Content starts

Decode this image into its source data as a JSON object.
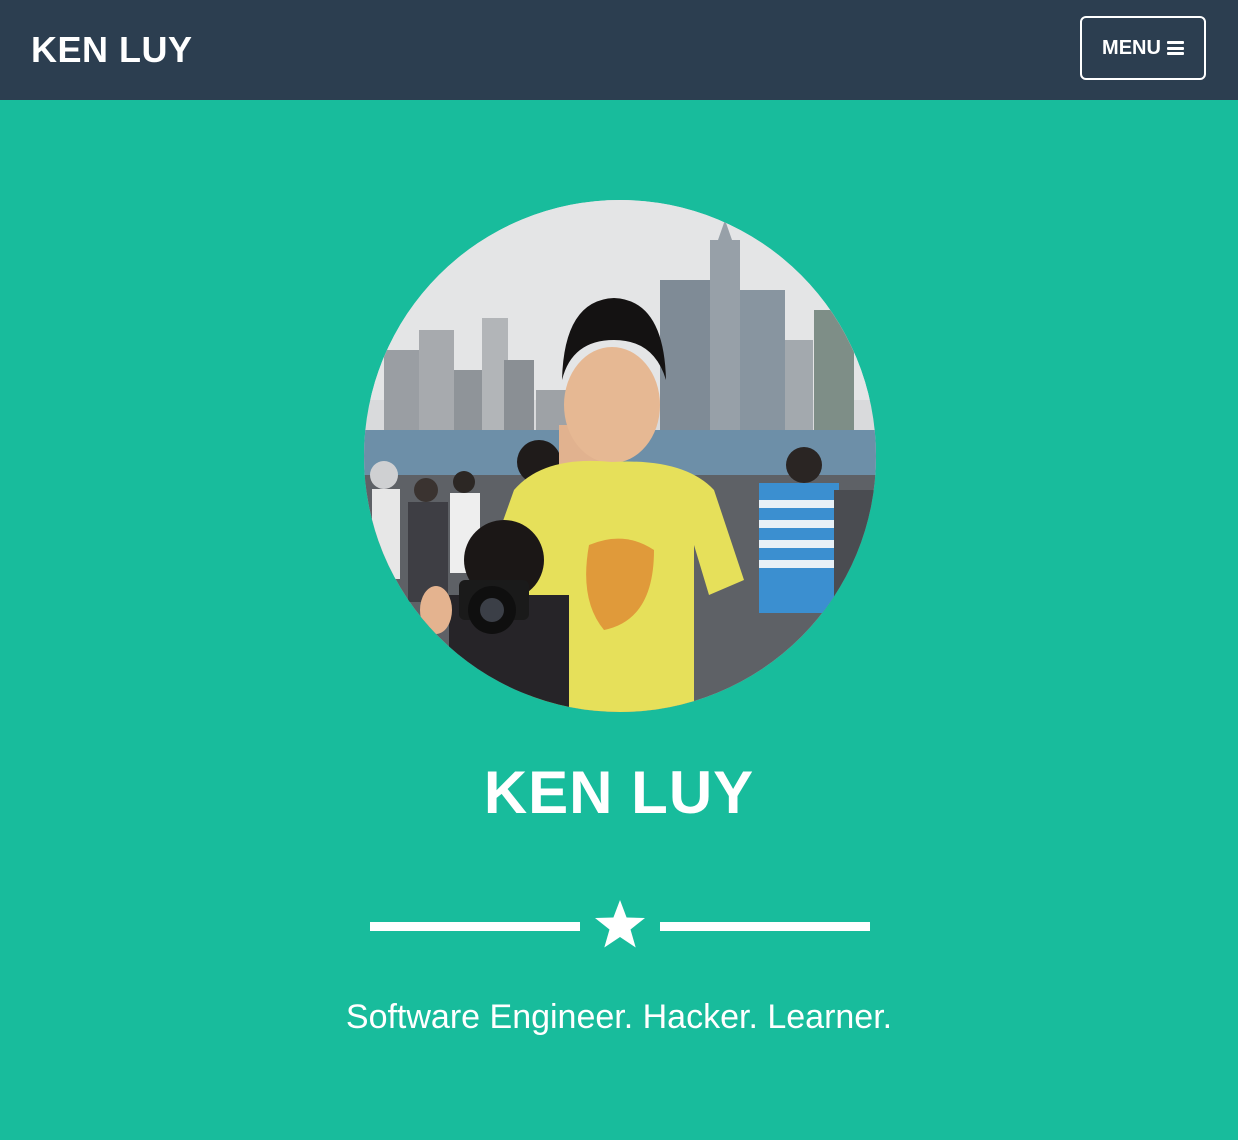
{
  "navbar": {
    "brand": "KEN LUY",
    "menu_label": "MENU",
    "menu_icon": "hamburger-icon"
  },
  "hero": {
    "avatar_icon": "profile-photo",
    "name": "KEN LUY",
    "divider_icon": "star-icon",
    "tagline": "Software Engineer. Hacker. Learner."
  },
  "colors": {
    "navbar_bg": "#2c3e50",
    "hero_bg": "#18bc9c",
    "text": "#ffffff"
  }
}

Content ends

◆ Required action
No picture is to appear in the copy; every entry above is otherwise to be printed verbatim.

◆ Exercise result
Decode this image into its source data as a JSON object.
{
  "navbar": {
    "brand": "KEN LUY",
    "menu_label": "MENU",
    "menu_icon": "hamburger-icon"
  },
  "hero": {
    "avatar_icon": "profile-photo",
    "name": "KEN LUY",
    "divider_icon": "star-icon",
    "tagline": "Software Engineer. Hacker. Learner."
  },
  "colors": {
    "navbar_bg": "#2c3e50",
    "hero_bg": "#18bc9c",
    "text": "#ffffff"
  }
}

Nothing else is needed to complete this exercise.